“Yes, you took the pills in your car so technically that could be considered driving under the influence,”
“I was parked,” I stated.
“Doesn’t matter. They still could have done it. You’re lucky you weren’t arrested,” he said. At this point, he had still not even glanced in my direction.
I wanted out of that line of conversation so I said, “I wanted to talk to you about going home this evening, I can call my parents.”
“That’s not happening. You have to know what you’ve done is serious and there is no way that’s happening. We know what’s best for you, you aren’t in your right mind.”
“I know what I did was reckless but I really just was trying to get rid of the panic I was feeling,” I said while trying to hold back tears. This couldn’t be happening, I had to get out of here. “I really feel I would be best in a different environment.”
“Everyone always says that but we know best and our program runs for at least two weeks. So I believe that completing the program is what is best for you.”
Now I did start to cry. “I have a life and people that can help me, I have to work tomorrow. Isn’t, wasn’t it just a 24 hour hold? How can you hold me here?”
“Well, the police can admit you with a 24 hour hold, but once the ER doctor has admitted you to the unit it’s at least 72 hours not counting weekends and holidays and then after that it’s really up to me. It’s up to me and I can have you committed to stay longer if I believe it’s necessary, it’s what I believe it right. I was told you didn’t participate in any of the groups and so I believe you to be hostile and not ready to face reality and get the help that you obviously are needing.”
With every word he said I kept getting more and more panicked and feeling more hopeless and lost than I ever have felt. Here was a doctor, a psychiatrist, and he was treating my like I wasn’t a person, like I wasn’t an individual. There was no compassion, there was no dignity, there was no trying to understand who I was and what I needed. There was hostility, there was a criminalization of one of the worst moments of my life, there was him having to demonstrate his power instead of listening to me, and what I needed.

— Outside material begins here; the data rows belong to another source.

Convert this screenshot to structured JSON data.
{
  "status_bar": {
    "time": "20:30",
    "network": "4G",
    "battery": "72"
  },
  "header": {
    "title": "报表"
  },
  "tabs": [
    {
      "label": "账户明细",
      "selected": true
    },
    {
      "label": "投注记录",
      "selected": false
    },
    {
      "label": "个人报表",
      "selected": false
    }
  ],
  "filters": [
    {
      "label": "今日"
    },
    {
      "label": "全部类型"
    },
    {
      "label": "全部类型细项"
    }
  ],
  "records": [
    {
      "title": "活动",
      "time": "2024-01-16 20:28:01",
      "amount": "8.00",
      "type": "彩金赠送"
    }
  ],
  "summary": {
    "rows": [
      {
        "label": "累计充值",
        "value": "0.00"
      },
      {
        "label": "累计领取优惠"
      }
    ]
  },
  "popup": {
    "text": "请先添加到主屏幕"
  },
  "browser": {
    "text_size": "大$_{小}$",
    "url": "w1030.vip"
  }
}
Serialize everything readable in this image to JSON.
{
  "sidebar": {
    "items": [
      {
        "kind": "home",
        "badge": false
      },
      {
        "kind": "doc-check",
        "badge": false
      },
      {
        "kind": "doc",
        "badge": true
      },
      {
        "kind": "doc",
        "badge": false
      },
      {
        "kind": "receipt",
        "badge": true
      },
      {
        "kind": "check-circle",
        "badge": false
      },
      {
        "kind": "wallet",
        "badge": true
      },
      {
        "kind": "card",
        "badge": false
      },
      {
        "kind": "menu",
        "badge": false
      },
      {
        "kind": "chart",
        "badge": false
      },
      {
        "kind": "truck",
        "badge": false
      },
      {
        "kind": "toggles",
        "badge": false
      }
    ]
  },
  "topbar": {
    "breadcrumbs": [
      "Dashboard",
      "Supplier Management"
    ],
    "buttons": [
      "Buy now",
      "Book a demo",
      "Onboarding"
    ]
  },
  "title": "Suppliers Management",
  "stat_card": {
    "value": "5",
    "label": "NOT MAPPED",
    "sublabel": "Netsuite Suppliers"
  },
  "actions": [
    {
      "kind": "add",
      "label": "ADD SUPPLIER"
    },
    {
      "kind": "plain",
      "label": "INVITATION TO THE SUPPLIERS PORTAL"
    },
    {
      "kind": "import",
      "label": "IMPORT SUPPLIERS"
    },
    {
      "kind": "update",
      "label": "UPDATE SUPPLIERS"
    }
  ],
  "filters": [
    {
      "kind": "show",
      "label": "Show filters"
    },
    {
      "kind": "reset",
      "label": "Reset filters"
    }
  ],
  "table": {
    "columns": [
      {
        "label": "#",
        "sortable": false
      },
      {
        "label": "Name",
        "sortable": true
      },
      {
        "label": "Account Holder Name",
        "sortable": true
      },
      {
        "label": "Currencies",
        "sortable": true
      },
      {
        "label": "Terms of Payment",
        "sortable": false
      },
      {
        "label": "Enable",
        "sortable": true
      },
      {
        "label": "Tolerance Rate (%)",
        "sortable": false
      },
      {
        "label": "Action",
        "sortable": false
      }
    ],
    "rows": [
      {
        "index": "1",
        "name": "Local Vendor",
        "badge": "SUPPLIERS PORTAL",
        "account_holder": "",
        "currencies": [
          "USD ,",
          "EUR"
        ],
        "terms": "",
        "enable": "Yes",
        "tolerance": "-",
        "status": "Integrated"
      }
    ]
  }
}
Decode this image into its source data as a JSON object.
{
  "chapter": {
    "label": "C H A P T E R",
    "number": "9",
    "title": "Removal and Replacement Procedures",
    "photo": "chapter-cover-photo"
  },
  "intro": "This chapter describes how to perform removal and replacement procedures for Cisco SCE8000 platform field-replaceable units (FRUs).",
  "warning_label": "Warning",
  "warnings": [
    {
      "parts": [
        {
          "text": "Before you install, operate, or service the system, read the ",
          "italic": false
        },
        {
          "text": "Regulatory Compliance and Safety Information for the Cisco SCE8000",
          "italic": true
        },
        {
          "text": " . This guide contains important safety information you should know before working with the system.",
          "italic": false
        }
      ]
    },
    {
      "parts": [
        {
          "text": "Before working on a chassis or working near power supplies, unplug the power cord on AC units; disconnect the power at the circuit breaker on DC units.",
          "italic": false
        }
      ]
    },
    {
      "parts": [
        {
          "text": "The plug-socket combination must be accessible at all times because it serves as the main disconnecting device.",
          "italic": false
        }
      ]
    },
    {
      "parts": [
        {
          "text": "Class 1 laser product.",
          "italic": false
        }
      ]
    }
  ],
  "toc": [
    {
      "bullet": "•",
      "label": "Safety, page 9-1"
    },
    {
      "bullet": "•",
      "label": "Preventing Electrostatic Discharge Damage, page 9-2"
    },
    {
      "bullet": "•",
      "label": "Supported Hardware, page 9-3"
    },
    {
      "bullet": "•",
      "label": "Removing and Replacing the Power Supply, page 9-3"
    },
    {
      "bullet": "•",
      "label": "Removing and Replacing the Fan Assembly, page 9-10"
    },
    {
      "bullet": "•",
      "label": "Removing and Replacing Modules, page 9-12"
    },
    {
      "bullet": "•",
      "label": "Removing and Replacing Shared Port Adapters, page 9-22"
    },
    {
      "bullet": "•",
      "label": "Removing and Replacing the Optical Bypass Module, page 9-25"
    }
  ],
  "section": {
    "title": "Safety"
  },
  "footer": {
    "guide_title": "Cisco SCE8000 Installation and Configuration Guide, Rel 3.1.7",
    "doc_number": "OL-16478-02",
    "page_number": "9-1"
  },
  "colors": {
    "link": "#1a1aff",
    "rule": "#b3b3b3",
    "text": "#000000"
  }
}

I remember him leaving my room and being overcome with one of the darkest feelings that had ever come over me. He made me feel ashamed and stupid. He made me feel like a liar and a crazy person. To me, he perpetuated the stigma that exists for those who try to end their lives. It took me four days to get myself out of there, it was the worst four days of my life. The stigma I felt being there and my interactions with that psychiatrist and others who treated me like a second class citizen were so horrendous that I have vowed to myself that I will never be in a place like that again, and that promise still stands for me.
We have to get better at how we treat people in my situation. We have to get better at how we treat people, period. I wasn’t crazy, I wasn’t selfish, but I was afraid. I was afraid of what people would think if they knew that I struggled with PTSD, anxiety, suicidal thoughts. I was afraid of being labeled crazy or being seen as incompetent. I was afraid to talk because I was taught by society that there was shame in my struggle.
There is no shame in my struggle. There is courage, strength, resilience, determination, years of living with a pain that should have crushed me. Let’s stop hiding and start sharing. Let’s do it for all those who don’t believe they are worth it, who have been treated poorly by people who are supposed to be helping them. Let’s do it for the voices of those who are gone. Let’s do it for our friends, our family, ourselves. Please join me in trying to spread the word. In trying to stop the stigma!
I want to stop whispering, I want others to stop whispering. Let’s share our story together, let’s #stopthestigma !
My name is Mia Chard.
I am a suicide survivor. I am NOT ashamed!